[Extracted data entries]
============================================================
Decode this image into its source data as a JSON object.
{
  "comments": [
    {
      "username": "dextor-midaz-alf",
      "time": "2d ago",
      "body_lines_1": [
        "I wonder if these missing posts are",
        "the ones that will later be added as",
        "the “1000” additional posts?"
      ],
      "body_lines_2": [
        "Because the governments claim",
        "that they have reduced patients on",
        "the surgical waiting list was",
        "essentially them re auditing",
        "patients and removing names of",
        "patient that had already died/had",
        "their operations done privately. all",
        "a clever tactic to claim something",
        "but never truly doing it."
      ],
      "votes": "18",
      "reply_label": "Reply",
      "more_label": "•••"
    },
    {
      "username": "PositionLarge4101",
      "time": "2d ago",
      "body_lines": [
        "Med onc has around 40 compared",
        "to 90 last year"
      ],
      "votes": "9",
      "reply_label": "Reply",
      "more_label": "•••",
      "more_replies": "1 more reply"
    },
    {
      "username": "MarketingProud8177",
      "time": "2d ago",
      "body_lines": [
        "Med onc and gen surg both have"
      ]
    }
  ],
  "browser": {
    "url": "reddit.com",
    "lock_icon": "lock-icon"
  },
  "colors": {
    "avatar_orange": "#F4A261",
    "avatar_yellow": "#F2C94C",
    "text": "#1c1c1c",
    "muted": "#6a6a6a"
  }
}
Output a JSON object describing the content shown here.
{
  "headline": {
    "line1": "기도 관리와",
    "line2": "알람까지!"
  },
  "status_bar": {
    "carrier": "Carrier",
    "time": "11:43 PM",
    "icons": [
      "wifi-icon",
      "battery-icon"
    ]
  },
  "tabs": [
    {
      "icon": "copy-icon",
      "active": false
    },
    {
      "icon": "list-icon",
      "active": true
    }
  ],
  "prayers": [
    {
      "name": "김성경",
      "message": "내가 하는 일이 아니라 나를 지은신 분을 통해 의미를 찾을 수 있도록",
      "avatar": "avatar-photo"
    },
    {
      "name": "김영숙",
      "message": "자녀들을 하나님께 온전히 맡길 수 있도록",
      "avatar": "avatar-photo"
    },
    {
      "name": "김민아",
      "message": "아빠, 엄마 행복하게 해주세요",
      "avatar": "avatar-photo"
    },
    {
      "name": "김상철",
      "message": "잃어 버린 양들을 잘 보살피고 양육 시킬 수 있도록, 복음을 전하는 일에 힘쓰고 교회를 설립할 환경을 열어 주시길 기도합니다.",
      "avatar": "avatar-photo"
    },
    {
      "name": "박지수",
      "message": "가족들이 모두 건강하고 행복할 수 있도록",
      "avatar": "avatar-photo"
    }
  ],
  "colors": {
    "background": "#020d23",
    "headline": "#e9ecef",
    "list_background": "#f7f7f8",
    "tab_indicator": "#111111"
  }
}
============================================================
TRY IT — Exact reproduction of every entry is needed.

ANSWER BOX —
Decode this image into its source data as a JSON object.
{
  "comments": [
    {
      "username": "dextor-midaz-alf",
      "time": "2d ago",
      "body_lines_1": [
        "I wonder if these missing posts are",
        "the ones that will later be added as",
        "the “1000” additional posts?"
      ],
      "body_lines_2": [
        "Because the governments claim",
        "that they have reduced patients on",
        "the surgical waiting list was",
        "essentially them re auditing",
        "patients and removing names of",
        "patient that had already died/had",
        "their operations done privately. all",
        "a clever tactic to claim something",
        "but never truly doing it."
      ],
      "votes": "18",
      "reply_label": "Reply",
      "more_label": "•••"
    },
    {
      "username": "PositionLarge4101",
      "time": "2d ago",
      "body_lines": [
        "Med onc has around 40 compared",
        "to 90 last year"
      ],
      "votes": "9",
      "reply_label": "Reply",
      "more_label": "•••",
      "more_replies": "1 more reply"
    },
    {
      "username": "MarketingProud8177",
      "time": "2d ago",
      "body_lines": [
        "Med onc and gen surg both have"
      ]
    }
  ],
  "browser": {
    "url": "reddit.com",
    "lock_icon": "lock-icon"
  },
  "colors": {
    "avatar_orange": "#F4A261",
    "avatar_yellow": "#F2C94C",
    "text": "#1c1c1c",
    "muted": "#6a6a6a"
  }
}
Output a JSON object describing the content shown here.
{
  "headline": {
    "line1": "기도 관리와",
    "line2": "알람까지!"
  },
  "status_bar": {
    "carrier": "Carrier",
    "time": "11:43 PM",
    "icons": [
      "wifi-icon",
      "battery-icon"
    ]
  },
  "tabs": [
    {
      "icon": "copy-icon",
      "active": false
    },
    {
      "icon": "list-icon",
      "active": true
    }
  ],
  "prayers": [
    {
      "name": "김성경",
      "message": "내가 하는 일이 아니라 나를 지은신 분을 통해 의미를 찾을 수 있도록",
      "avatar": "avatar-photo"
    },
    {
      "name": "김영숙",
      "message": "자녀들을 하나님께 온전히 맡길 수 있도록",
      "avatar": "avatar-photo"
    },
    {
      "name": "김민아",
      "message": "아빠, 엄마 행복하게 해주세요",
      "avatar": "avatar-photo"
    },
    {
      "name": "김상철",
      "message": "잃어 버린 양들을 잘 보살피고 양육 시킬 수 있도록, 복음을 전하는 일에 힘쓰고 교회를 설립할 환경을 열어 주시길 기도합니다.",
      "avatar": "avatar-photo"
    },
    {
      "name": "박지수",
      "message": "가족들이 모두 건강하고 행복할 수 있도록",
      "avatar": "avatar-photo"
    }
  ],
  "colors": {
    "background": "#020d23",
    "headline": "#e9ecef",
    "list_background": "#f7f7f8",
    "tab_indicator": "#111111"
  }
}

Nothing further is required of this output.